faultymonk

Let's think the unthinkable, let's do the undoable. Let us prepare to grapple with the ineffable itself, and see if we may not eff it after all.

Why the rise of the robots won’t mean the end of work

2017-11-14 Change

“Every day sees the perfection of some new mechanical miracle that enables one man to do better and more quickly what many men used to do. In the past six years especially, our progress in the lavish use of power and in harnessing that power to high-speed productive machinery has been tremendous. Nothing like it has ever been seen on earth. But what is all this machinery doing for us? What is it doing to us? I think the time is ripe for us to pause and inquire.” - James J. Davis, US Secretary of Labor in 1927

*Automation and Job Loss: The Fears of 1927

The Electric Monk was a labour-saving device, like a dishwasher or a video recorder. Dishwashers washed tedious dishes for you, thus saving you the bother of washing them yourself, video recorders watched tedious television for you, thus saving you the bother of looking at it yourself; Electric Monks believed things for you, thus saving you what was becoming an increasingly onerous task, that of believing all the things the world expected you to believe.
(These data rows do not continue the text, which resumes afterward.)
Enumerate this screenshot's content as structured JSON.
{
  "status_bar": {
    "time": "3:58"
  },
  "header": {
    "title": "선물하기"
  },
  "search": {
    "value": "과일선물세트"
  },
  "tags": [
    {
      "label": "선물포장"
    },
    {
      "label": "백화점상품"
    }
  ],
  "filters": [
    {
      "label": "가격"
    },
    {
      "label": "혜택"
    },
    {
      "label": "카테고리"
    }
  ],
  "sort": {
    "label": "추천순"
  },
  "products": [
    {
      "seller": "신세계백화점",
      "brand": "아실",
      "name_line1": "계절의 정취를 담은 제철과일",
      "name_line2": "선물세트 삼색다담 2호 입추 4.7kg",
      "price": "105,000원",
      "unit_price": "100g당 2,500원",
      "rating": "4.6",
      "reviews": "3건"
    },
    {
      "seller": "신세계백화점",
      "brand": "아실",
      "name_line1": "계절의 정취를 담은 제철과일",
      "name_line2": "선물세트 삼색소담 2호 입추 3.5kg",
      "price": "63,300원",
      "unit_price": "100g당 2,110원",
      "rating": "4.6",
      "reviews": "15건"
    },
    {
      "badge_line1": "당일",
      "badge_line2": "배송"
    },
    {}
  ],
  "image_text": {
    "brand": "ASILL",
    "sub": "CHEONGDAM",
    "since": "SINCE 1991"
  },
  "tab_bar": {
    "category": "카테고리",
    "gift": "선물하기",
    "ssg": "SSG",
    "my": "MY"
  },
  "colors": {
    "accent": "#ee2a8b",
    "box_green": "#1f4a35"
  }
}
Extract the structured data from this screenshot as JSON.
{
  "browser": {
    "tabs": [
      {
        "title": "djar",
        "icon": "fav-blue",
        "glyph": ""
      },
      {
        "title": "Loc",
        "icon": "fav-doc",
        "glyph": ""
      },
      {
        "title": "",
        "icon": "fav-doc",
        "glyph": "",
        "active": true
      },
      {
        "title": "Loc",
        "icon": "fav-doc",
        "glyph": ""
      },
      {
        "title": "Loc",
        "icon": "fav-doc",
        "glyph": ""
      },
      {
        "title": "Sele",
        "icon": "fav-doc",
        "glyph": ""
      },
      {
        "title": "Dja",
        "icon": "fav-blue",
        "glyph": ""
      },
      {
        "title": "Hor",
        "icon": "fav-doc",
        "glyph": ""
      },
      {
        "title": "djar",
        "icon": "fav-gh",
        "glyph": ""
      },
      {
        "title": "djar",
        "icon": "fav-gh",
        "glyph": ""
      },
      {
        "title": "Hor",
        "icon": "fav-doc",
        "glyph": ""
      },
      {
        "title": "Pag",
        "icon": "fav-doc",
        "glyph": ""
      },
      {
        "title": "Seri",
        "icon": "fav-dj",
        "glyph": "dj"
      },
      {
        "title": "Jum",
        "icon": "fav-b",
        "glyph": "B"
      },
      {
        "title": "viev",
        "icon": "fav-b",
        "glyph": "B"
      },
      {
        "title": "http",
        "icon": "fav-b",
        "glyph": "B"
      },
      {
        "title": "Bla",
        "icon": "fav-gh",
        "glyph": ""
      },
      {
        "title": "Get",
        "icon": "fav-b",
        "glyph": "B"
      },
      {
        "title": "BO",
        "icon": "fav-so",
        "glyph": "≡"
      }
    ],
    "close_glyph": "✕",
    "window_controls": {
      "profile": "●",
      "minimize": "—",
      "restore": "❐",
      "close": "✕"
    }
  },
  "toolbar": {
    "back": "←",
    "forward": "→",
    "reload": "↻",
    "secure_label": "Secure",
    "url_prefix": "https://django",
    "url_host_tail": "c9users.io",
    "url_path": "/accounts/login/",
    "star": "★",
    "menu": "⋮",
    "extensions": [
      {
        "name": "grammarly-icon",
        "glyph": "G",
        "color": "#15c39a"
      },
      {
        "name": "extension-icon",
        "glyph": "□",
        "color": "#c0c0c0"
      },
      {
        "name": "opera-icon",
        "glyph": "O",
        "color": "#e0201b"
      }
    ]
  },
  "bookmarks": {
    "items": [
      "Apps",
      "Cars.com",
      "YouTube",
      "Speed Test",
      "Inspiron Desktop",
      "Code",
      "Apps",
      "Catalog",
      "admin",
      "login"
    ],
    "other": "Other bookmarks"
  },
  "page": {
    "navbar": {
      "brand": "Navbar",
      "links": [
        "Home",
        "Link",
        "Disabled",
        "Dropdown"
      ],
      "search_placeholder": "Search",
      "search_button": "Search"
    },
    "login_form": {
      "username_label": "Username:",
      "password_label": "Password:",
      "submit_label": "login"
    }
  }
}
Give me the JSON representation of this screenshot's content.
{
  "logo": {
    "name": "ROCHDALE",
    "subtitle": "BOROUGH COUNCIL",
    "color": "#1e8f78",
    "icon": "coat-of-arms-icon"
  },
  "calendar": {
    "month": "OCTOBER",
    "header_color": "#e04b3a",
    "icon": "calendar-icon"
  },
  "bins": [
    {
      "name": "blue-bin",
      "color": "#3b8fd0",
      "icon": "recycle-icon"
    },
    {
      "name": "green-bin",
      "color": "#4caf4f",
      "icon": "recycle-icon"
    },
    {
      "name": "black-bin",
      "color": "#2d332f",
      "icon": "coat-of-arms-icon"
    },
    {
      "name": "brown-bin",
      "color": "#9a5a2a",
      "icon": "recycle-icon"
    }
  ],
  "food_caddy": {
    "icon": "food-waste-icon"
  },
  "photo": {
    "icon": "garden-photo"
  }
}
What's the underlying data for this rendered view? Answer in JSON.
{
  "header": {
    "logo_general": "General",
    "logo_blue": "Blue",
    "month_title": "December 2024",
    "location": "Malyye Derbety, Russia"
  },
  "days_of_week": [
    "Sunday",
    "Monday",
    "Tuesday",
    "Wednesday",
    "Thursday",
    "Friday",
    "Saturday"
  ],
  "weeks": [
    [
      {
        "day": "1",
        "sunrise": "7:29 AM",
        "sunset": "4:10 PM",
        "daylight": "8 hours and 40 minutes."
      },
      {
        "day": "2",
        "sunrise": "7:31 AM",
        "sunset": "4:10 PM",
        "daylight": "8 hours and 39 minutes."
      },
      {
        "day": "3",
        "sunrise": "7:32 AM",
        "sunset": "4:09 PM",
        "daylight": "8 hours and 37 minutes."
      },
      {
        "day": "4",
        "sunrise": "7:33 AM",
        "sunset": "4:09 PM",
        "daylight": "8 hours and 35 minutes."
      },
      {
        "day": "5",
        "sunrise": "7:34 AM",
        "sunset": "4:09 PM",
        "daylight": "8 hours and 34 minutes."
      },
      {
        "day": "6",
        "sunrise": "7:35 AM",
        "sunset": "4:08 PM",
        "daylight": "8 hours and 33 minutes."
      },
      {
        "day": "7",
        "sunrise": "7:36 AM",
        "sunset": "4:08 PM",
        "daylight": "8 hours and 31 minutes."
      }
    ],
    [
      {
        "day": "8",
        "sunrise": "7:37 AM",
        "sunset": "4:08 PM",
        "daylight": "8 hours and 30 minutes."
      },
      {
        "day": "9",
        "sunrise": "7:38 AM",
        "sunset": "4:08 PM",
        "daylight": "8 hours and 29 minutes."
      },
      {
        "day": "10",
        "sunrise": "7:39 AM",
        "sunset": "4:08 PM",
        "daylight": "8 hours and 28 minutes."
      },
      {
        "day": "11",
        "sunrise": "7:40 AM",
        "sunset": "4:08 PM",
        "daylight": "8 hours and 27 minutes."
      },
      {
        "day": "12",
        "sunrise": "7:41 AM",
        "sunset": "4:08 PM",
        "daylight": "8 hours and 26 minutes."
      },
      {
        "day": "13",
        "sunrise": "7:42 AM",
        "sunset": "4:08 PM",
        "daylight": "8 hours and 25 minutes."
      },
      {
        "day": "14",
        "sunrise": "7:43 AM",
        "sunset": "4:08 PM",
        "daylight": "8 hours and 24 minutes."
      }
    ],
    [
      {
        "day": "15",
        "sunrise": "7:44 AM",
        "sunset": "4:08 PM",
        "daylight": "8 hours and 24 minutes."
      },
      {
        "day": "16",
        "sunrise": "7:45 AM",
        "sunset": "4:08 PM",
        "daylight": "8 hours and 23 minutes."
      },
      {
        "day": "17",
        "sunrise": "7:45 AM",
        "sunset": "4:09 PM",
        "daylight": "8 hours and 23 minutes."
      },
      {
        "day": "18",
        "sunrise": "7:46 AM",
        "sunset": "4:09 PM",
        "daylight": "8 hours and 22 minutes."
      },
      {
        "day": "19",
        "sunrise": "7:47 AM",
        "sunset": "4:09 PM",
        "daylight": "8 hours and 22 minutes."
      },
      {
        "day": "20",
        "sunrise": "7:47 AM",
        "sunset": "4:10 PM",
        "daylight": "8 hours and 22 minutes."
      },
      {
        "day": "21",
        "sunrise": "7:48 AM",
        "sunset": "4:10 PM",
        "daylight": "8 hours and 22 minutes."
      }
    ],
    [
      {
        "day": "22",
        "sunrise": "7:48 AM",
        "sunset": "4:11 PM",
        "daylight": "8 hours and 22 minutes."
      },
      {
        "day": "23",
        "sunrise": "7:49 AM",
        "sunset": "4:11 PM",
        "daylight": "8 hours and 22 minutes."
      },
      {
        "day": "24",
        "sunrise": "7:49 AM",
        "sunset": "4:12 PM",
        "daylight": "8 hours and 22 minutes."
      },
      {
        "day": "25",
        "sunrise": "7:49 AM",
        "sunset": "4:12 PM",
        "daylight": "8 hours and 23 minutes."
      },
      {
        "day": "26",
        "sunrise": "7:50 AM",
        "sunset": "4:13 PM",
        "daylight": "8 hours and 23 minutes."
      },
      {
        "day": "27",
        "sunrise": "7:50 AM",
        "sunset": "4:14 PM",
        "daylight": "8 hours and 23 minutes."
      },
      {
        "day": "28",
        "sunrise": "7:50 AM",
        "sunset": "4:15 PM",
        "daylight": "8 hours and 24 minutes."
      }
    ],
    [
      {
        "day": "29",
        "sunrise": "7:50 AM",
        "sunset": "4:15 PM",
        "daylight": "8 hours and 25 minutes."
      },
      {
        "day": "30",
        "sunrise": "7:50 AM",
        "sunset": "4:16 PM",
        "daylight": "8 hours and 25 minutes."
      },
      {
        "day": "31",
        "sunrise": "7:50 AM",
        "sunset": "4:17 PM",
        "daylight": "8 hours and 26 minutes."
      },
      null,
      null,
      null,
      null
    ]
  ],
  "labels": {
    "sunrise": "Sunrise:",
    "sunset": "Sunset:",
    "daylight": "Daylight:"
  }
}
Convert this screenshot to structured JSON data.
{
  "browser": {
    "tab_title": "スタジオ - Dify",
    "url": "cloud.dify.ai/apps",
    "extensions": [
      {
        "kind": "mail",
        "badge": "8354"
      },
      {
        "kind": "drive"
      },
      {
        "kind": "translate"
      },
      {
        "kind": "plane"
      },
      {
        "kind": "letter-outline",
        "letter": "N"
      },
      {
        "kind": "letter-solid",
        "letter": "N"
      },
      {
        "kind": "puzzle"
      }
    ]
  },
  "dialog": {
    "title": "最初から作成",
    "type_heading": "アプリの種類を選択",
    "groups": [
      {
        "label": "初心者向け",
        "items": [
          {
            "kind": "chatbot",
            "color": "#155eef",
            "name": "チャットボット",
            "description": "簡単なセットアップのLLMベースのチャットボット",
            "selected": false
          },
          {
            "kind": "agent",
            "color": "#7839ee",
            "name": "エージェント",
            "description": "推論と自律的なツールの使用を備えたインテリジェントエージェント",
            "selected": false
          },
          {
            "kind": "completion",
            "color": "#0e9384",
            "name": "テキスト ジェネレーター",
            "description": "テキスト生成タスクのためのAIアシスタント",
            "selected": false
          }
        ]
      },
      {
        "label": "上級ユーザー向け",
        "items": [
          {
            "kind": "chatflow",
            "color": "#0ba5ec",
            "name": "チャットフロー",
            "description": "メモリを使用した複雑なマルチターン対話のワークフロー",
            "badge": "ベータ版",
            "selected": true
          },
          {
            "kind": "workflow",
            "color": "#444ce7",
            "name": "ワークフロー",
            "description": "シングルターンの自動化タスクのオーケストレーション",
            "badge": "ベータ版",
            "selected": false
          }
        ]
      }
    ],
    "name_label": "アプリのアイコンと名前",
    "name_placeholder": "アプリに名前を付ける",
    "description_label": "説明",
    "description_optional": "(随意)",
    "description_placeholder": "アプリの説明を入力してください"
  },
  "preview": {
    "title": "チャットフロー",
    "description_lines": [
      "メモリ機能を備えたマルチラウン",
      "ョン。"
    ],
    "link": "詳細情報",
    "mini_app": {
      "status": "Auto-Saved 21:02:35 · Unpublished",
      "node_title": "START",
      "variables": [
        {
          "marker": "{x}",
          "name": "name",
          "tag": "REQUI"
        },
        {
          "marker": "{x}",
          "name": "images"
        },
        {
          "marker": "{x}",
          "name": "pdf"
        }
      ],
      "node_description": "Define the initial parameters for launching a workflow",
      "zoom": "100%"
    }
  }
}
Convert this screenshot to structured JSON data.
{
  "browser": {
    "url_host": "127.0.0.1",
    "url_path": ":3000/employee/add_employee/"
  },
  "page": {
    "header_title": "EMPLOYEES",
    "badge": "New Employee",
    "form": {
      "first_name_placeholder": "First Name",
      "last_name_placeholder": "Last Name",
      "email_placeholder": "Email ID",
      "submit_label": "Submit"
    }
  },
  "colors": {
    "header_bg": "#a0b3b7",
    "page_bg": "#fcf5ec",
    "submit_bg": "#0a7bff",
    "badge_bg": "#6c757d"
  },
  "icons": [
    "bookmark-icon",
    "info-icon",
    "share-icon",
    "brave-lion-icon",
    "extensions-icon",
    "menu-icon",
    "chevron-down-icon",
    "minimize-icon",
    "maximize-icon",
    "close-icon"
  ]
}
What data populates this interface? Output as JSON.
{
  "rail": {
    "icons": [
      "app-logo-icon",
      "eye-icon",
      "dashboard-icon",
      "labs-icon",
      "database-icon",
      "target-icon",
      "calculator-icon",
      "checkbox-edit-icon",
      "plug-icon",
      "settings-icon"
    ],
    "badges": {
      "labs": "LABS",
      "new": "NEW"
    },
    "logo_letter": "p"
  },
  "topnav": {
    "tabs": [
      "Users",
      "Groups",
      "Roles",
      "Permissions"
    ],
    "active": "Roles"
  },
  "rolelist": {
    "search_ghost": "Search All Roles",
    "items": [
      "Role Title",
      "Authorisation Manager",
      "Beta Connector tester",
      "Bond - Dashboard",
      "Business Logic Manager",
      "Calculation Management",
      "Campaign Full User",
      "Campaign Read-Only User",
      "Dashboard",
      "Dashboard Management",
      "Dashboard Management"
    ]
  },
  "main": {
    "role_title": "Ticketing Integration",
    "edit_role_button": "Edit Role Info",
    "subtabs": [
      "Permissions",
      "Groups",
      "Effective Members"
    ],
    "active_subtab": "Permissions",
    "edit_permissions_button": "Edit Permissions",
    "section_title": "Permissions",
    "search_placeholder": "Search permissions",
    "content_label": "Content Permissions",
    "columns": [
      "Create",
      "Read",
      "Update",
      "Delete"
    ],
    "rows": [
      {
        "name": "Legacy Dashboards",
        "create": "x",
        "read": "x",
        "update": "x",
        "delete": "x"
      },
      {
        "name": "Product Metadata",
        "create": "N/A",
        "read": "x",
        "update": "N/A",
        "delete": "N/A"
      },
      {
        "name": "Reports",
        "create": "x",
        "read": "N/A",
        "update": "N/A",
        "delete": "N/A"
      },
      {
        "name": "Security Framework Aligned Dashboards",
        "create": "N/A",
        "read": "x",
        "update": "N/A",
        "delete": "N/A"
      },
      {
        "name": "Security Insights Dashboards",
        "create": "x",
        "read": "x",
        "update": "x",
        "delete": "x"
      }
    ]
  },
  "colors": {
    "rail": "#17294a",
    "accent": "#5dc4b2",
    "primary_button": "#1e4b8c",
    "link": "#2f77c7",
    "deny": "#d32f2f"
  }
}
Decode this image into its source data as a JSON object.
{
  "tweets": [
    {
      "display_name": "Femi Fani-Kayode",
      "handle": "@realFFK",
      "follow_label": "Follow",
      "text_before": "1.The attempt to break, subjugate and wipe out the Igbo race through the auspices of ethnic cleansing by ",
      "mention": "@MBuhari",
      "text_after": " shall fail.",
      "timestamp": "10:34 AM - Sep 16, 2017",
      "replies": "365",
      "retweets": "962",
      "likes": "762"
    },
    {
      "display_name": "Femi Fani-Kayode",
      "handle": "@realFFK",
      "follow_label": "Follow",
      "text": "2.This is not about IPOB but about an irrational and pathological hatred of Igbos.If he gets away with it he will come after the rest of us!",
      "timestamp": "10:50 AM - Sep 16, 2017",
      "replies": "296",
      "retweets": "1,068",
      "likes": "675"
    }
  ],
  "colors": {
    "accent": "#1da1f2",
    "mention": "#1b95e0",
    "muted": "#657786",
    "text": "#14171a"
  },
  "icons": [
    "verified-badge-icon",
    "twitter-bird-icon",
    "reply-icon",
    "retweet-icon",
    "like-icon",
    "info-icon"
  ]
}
Unfortunately this Electric Monk had developed a fault…

Douglas Adams

Alpha Gal

2017-10-27 Podcasts

“Tuck your napkin under your chin. We’re about to serve up a tale of love, loss, and lamb chops. For as long as she can remember, Amy Pearl has loved meat in all its glorious cuts and marbled flavors. And then one day, for seemingly no reason, her body wouldn’t tolerate it. No steaks. No brisket. No weenies. It made no sense to her or to her doctor: why couldn’t she eat something that she had routinely enjoyed for decades? Something our evolutionary forebears have eaten since time immemorial? The answer involves mysterious maps, interpretive dance, and a collision of three different species.”

Produced by Annie McEwen & Matt Kielty with reporting help from Latif Nasser

*Radiolab